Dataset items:
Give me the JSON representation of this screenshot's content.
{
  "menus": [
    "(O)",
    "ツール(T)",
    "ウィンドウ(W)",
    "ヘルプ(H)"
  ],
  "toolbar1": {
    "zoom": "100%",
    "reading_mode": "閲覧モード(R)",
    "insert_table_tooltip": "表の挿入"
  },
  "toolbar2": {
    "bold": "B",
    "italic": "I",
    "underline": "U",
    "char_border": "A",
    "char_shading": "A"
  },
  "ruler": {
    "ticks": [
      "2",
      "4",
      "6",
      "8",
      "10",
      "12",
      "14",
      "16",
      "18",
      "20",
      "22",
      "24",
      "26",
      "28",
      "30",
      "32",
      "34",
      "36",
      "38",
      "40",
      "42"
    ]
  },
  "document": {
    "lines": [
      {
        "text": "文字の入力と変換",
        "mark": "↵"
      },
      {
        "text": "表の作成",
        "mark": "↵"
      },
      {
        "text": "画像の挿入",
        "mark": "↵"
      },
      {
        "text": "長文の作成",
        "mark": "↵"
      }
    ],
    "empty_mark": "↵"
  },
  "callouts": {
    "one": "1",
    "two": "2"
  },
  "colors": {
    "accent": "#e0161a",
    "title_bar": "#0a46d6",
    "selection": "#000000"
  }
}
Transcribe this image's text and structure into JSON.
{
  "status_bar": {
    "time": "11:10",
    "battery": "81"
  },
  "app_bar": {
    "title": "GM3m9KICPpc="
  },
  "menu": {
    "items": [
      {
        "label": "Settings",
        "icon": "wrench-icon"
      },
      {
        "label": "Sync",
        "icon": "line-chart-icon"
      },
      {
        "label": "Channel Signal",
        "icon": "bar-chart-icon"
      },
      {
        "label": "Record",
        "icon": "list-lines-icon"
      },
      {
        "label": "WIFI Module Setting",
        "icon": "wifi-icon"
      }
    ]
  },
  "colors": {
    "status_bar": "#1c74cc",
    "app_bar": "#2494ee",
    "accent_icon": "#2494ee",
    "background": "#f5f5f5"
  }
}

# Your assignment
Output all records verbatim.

# Exercise solution
Give me the JSON representation of this screenshot's content.
{
  "menus": [
    "(O)",
    "ツール(T)",
    "ウィンドウ(W)",
    "ヘルプ(H)"
  ],
  "toolbar1": {
    "zoom": "100%",
    "reading_mode": "閲覧モード(R)",
    "insert_table_tooltip": "表の挿入"
  },
  "toolbar2": {
    "bold": "B",
    "italic": "I",
    "underline": "U",
    "char_border": "A",
    "char_shading": "A"
  },
  "ruler": {
    "ticks": [
      "2",
      "4",
      "6",
      "8",
      "10",
      "12",
      "14",
      "16",
      "18",
      "20",
      "22",
      "24",
      "26",
      "28",
      "30",
      "32",
      "34",
      "36",
      "38",
      "40",
      "42"
    ]
  },
  "document": {
    "lines": [
      {
        "text": "文字の入力と変換",
        "mark": "↵"
      },
      {
        "text": "表の作成",
        "mark": "↵"
      },
      {
        "text": "画像の挿入",
        "mark": "↵"
      },
      {
        "text": "長文の作成",
        "mark": "↵"
      }
    ],
    "empty_mark": "↵"
  },
  "callouts": {
    "one": "1",
    "two": "2"
  },
  "colors": {
    "accent": "#e0161a",
    "title_bar": "#0a46d6",
    "selection": "#000000"
  }
}
Transcribe this image's text and structure into JSON.
{
  "status_bar": {
    "time": "11:10",
    "battery": "81"
  },
  "app_bar": {
    "title": "GM3m9KICPpc="
  },
  "menu": {
    "items": [
      {
        "label": "Settings",
        "icon": "wrench-icon"
      },
      {
        "label": "Sync",
        "icon": "line-chart-icon"
      },
      {
        "label": "Channel Signal",
        "icon": "bar-chart-icon"
      },
      {
        "label": "Record",
        "icon": "list-lines-icon"
      },
      {
        "label": "WIFI Module Setting",
        "icon": "wifi-icon"
      }
    ]
  },
  "colors": {
    "status_bar": "#1c74cc",
    "app_bar": "#2494ee",
    "accent_icon": "#2494ee",
    "background": "#f5f5f5"
  }
}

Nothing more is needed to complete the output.